▶ [Task brief] Filter these entries so that only lines with the word "JSON" remain.

▶ [Source data]
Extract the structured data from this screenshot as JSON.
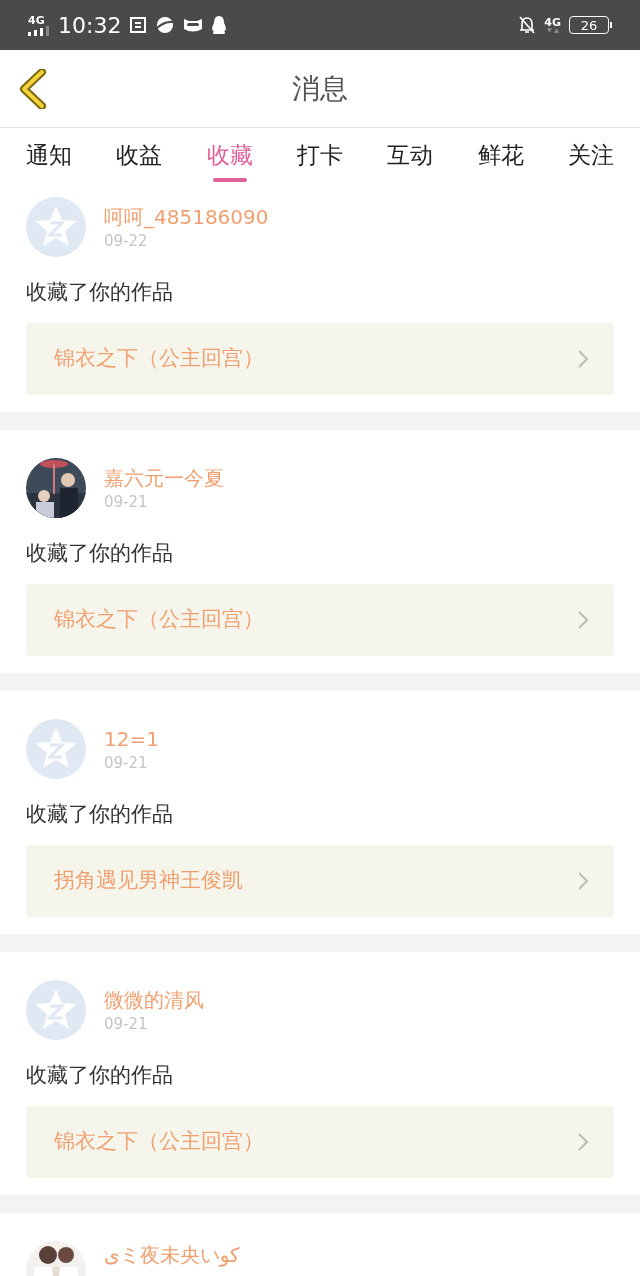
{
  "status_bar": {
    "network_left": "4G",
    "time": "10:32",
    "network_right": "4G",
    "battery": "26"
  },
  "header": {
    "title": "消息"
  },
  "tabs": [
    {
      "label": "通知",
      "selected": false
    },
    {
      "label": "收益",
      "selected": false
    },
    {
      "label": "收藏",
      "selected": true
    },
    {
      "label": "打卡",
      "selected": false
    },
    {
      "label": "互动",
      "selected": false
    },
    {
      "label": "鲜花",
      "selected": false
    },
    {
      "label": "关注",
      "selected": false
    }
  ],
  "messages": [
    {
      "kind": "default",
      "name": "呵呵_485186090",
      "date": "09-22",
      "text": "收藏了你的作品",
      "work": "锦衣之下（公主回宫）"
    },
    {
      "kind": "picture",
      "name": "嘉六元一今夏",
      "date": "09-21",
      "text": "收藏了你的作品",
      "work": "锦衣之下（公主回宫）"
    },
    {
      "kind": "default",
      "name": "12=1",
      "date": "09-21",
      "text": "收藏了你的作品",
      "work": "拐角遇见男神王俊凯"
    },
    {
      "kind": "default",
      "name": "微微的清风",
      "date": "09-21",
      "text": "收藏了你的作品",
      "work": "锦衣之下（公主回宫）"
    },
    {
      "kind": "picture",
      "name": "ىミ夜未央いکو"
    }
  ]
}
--
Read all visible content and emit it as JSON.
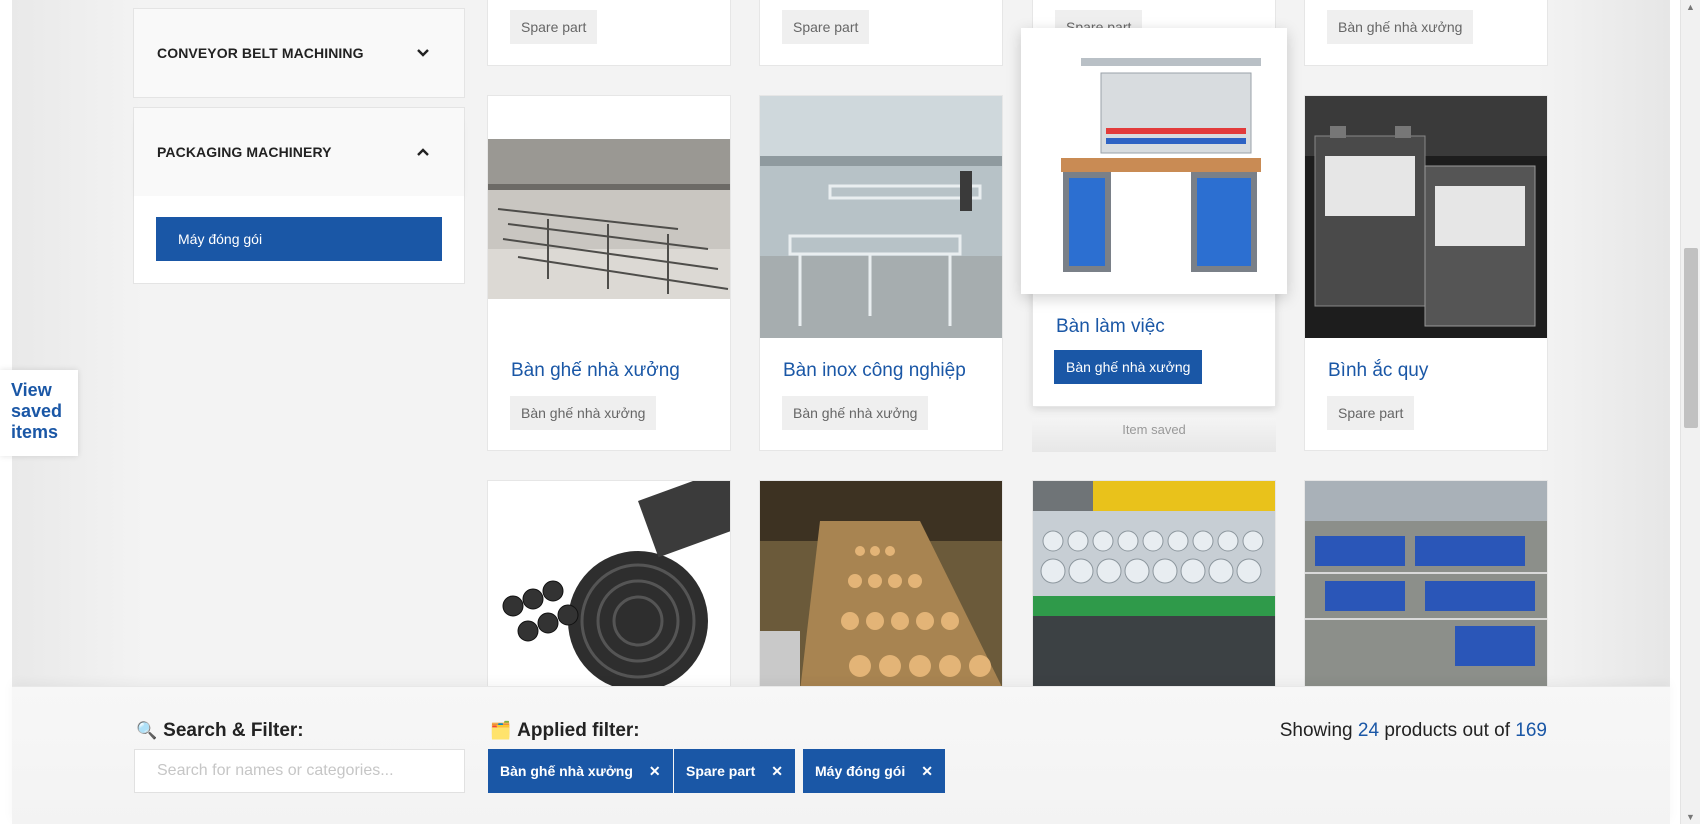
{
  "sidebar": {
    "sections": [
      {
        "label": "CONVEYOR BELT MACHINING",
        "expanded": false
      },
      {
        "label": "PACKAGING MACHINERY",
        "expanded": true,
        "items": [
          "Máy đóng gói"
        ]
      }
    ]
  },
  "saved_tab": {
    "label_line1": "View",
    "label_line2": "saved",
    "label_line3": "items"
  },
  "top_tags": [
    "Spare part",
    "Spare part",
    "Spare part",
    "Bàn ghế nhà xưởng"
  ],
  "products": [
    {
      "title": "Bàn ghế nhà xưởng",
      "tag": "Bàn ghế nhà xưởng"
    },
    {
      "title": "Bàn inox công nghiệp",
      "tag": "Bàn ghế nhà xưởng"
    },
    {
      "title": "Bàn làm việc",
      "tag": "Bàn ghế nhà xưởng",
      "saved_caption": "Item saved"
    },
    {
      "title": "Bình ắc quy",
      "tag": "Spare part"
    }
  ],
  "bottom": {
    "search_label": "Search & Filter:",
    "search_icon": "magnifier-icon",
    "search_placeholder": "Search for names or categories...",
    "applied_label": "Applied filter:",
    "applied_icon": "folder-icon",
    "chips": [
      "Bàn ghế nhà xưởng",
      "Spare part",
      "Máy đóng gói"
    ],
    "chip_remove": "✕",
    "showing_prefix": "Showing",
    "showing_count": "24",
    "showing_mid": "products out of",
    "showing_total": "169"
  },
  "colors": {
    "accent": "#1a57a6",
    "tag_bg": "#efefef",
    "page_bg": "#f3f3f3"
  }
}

▶ [Answer box]
Extract the structured data from this screenshot as JSON.
Read all visible content and emit it as JSON.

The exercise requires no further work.